(d) separating the siiica pigment from the diluted aqueous solution formed in step (c),

(e) recovering sodium carbonate from a part of the solution separated in step (d), and

(f) recycling the so recovered 'sodium carbonate to step (a).

6. A cyclical process for forming silica pigment according to claim 5; further comprising the step of (g) employing carbon dioxide produced by step (a) as the carbon dioxide with which the solution of sodium silicate is treated in step (c).

References Cited in the le of this patent UNITED STATES PATENTS 2,010,655 Wollner Aug. 6, 1935 2,940,830 Thornhill June 14, 1960 FOREIGN PATENTS 299,483 Great Britain Oct. 29, 1928 845,565 Great Britain Aug. 24, 1960 OTHER REFERENCES Jacobson: Encylopedia of Chemical Reactions, vol. 6, Reinhold Publishing Corp. New York, 1956, page 332. reaction VI-147 3.
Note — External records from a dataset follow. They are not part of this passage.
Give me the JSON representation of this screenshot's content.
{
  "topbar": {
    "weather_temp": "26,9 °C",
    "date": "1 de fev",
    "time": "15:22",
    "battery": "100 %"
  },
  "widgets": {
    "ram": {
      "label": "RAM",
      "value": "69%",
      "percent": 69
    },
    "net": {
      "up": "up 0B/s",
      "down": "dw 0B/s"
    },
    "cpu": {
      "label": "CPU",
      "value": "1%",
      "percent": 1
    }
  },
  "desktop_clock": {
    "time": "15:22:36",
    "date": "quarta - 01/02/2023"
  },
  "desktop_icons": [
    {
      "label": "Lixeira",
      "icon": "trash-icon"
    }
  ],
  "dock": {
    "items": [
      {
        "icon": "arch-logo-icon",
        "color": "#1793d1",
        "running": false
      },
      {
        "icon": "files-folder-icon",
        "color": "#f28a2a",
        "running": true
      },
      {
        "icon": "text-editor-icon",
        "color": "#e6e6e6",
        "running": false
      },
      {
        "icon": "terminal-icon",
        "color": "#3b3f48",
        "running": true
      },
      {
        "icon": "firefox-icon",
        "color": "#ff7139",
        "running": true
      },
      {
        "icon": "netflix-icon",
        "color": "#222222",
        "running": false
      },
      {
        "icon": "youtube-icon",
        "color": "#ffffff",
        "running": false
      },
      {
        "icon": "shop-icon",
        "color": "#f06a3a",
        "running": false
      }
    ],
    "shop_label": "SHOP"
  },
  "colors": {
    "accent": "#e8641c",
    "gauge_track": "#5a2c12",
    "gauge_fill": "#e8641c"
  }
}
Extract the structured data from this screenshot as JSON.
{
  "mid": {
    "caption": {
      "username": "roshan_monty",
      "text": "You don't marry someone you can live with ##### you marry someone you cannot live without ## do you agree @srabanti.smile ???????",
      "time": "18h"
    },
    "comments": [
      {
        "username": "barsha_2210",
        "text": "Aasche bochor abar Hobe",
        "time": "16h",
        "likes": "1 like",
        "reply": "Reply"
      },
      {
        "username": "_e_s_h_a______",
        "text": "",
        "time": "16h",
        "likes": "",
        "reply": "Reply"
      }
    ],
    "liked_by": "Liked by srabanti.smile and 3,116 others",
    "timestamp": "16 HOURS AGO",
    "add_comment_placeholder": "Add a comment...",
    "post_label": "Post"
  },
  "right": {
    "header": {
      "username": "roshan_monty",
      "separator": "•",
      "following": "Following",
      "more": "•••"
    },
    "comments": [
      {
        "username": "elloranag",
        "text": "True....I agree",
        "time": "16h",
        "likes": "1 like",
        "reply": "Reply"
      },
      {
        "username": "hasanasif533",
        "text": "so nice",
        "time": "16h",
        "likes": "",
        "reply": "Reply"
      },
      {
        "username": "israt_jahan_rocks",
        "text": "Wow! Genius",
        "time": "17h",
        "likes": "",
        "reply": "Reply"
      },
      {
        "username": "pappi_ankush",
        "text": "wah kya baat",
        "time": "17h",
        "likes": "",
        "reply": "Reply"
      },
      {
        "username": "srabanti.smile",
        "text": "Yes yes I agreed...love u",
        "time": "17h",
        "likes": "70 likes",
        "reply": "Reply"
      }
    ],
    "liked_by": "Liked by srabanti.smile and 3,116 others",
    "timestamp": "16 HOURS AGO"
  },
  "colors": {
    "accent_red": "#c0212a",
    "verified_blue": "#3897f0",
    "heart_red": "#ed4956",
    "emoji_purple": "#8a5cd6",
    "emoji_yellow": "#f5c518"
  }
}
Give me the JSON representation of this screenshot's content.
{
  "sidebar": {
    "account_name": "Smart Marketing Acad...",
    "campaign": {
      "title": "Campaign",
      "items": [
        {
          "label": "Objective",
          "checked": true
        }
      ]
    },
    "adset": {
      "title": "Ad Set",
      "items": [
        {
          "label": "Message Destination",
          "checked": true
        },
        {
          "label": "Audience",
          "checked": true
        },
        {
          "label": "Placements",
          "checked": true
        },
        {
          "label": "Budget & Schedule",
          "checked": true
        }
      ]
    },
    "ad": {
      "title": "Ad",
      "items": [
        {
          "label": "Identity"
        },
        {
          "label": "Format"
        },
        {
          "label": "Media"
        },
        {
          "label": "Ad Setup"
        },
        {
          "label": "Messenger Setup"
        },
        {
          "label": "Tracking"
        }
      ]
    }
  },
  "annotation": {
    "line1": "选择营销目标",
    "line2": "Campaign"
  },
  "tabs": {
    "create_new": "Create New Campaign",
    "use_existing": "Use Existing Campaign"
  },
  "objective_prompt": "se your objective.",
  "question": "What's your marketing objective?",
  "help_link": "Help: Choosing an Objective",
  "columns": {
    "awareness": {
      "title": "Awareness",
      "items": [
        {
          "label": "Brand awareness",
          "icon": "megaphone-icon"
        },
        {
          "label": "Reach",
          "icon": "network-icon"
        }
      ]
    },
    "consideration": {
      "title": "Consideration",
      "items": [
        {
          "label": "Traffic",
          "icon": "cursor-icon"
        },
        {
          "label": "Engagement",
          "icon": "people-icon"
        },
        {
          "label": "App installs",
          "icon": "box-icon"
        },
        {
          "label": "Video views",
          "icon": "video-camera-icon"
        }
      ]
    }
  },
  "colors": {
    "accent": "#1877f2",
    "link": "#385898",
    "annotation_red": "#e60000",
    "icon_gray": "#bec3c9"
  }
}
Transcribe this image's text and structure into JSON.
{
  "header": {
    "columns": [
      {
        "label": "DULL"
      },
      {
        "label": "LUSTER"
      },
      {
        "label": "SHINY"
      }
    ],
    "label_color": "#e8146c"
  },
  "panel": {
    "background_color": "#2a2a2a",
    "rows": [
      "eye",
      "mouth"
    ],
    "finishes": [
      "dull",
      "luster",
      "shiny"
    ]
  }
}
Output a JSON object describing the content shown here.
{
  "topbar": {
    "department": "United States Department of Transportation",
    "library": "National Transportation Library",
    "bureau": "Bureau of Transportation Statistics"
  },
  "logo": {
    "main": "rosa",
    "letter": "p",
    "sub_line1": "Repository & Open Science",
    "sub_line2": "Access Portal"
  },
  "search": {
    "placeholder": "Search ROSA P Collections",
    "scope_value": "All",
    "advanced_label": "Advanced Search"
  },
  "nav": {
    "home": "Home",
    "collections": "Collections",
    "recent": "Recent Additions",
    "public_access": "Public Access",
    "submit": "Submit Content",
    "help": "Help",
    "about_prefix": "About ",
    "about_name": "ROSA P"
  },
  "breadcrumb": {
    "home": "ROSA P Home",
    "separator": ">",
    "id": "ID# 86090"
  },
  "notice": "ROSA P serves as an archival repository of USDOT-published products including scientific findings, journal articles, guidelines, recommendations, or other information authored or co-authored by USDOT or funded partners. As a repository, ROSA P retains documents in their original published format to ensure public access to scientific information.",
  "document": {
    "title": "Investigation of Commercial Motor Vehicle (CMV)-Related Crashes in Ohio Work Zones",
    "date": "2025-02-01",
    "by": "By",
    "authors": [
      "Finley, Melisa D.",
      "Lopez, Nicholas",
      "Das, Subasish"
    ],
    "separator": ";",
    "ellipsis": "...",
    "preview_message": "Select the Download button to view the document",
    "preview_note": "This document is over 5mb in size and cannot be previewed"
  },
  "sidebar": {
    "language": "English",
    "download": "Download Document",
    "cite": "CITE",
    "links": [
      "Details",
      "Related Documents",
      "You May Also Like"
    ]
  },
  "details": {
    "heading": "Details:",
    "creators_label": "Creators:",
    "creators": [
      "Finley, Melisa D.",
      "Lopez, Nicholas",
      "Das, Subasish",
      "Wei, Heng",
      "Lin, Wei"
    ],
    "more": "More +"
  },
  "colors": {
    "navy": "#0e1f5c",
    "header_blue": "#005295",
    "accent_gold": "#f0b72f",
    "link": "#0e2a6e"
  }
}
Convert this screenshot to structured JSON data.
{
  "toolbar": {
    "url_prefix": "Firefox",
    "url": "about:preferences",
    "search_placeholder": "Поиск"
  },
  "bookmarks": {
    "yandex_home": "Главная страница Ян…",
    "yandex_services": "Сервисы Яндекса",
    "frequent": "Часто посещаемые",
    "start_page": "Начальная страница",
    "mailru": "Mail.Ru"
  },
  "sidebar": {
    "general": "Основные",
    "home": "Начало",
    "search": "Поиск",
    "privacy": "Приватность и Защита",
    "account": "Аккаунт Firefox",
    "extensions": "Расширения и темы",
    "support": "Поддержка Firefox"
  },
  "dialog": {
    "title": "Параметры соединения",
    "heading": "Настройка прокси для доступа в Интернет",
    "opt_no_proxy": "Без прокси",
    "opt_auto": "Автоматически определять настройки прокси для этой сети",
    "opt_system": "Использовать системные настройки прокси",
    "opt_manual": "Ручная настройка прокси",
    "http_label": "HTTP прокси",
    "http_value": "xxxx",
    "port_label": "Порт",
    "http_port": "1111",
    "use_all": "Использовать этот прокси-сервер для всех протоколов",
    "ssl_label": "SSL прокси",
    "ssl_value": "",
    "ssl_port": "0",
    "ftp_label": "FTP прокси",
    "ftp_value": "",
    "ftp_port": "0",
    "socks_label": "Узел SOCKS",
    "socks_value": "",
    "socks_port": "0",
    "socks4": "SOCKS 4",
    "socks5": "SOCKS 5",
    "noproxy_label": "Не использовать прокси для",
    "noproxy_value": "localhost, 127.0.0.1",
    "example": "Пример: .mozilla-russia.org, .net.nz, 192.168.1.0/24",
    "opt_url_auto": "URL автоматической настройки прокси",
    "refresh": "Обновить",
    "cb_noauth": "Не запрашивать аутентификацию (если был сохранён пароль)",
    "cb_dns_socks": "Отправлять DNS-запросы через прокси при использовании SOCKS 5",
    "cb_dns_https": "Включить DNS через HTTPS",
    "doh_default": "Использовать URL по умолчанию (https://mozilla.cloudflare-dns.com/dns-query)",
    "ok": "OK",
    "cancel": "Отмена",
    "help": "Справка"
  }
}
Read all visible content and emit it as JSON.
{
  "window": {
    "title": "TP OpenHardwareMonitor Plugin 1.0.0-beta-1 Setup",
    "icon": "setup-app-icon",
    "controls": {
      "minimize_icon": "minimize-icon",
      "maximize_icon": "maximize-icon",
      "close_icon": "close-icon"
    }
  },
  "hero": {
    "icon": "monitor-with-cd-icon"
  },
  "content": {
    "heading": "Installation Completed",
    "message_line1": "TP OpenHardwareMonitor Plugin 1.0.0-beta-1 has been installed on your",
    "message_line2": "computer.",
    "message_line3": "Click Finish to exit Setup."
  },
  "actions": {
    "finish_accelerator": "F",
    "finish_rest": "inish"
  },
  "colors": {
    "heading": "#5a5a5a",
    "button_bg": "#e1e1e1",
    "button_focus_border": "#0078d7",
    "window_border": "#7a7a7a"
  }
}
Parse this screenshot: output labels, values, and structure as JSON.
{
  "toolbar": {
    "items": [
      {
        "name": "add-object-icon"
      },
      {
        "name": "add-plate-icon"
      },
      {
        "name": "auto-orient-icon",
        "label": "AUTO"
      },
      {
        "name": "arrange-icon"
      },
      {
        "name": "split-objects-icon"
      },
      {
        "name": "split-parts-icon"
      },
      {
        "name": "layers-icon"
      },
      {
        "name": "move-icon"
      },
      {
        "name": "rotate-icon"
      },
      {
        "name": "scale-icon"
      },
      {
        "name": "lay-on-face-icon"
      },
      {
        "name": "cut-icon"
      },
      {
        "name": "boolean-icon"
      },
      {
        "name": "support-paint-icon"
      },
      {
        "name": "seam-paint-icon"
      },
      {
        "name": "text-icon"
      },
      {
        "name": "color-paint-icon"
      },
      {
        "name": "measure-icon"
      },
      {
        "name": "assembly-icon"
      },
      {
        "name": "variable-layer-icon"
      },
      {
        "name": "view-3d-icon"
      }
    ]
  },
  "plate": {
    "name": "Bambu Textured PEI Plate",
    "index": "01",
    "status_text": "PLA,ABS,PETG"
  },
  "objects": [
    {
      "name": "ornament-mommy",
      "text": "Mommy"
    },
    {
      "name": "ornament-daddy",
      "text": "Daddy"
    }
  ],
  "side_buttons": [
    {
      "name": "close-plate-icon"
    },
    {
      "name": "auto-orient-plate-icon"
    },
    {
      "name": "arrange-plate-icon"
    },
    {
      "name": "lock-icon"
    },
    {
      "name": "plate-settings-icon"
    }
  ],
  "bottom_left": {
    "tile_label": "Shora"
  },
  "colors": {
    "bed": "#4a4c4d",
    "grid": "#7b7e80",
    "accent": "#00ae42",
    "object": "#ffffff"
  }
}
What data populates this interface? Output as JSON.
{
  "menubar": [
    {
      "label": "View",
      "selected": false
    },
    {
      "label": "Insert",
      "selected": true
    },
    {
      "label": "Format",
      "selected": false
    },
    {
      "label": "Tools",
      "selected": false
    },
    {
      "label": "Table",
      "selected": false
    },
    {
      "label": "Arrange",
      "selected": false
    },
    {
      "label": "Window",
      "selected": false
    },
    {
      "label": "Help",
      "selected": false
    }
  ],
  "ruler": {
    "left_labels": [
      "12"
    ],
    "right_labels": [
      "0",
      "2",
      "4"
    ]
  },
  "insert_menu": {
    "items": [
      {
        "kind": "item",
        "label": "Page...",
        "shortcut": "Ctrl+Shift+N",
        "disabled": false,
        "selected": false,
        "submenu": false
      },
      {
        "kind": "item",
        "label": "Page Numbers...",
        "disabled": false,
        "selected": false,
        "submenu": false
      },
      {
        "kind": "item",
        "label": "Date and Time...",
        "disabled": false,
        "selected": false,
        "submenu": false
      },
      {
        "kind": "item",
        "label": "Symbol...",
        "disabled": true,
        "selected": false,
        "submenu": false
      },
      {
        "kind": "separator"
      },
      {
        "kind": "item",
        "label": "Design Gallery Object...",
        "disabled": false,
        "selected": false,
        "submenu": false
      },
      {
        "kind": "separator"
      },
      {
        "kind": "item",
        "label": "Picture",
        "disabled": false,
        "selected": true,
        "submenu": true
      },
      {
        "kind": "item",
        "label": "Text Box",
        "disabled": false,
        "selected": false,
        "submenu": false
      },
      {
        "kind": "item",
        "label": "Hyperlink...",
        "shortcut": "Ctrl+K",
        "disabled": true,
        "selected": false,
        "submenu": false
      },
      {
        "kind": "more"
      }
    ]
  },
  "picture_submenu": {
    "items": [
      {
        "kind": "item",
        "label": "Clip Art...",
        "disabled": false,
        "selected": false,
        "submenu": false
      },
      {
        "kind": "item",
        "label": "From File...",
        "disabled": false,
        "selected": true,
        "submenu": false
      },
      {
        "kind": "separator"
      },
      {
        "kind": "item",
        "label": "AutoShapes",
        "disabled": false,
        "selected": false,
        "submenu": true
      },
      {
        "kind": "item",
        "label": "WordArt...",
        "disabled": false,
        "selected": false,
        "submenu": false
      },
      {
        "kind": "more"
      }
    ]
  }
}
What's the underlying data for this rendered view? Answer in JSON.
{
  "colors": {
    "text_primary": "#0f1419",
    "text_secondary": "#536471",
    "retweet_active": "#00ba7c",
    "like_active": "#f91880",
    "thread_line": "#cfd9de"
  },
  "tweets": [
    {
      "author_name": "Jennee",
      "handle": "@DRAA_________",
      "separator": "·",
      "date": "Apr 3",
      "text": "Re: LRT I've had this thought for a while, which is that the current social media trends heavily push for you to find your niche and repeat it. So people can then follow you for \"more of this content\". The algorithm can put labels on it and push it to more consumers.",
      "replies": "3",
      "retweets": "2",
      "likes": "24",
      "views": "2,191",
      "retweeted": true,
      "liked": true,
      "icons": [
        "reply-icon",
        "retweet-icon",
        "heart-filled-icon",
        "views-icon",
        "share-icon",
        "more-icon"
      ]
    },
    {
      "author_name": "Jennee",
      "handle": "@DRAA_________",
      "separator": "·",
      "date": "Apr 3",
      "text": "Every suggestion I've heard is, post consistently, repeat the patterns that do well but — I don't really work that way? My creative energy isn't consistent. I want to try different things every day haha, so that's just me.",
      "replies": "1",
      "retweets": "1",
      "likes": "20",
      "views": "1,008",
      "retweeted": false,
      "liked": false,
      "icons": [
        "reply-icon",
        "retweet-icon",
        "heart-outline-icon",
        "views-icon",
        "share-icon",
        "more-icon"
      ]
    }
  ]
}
Patent Citations
Cited PatentFiling datePublication dateApplicantTitle
US2010655 *Nov 1, 1932Aug 6, 1935Gen Chemical CorpAdsorbent
US2940830 *Aug 23, 1955Jun 14, 1960Columbia Southern Chem CorpMethod of preparing silica pigments
GB299483A * Title not available
GB845565A * Title not available
Referenced by
Citing PatentFiling datePublication dateApplicantTitle
US3691129 *Jul 16, 1970Sep 12, 1972Burke Oliver W JunElastomer-silica pigment masterbatches and production processes relating thereto
US3700690 *Jan 11, 1972Oct 24, 1972Burke Oliver W JunSilica pigments and elastomer-silica pigment masterbatches and production processes relating thereto
US3855394 *Nov 16, 1972Dec 17, 1974O BurkeSilica pigments and preparation thereof
US3870780 *Sep 14, 1972Mar 11, 1975Allied ChemPurification of sodium carbonate
US3886079 *Sep 27, 1971May 27, 1975Burke Oliver W JunDetergent compositions and detergent adjuvant combinations thereof, and processes for forming the same
US3996149 *Jan 2, 1975Dec 7, 1976Burke Oliver W JunDetergent compositions and detergent adjuvant combinations thereof, and processes for forming the same
US4140510 *Jun 6, 1977Feb 20, 1979Fraunhofer-Gesellschaft Zur Forderung Der Angewandten Forschung E.V.Process for disintegrating material containing alkali-alkali earth silicate for yielding alkali silicate or alkali carbonate solutions and materials having a large specific surface
US4326852 *Oct 11, 1979Apr 27, 1982Wacker-Chemie GmbhMethod for increasing the bulk weight of silicon dioxide
Classifications
U.S. Classification423/339
International ClassificationC01B33/00, C01B33/193
Cooperative ClassificationC01P2006/80, C01B33/193
European ClassificationC01B33/193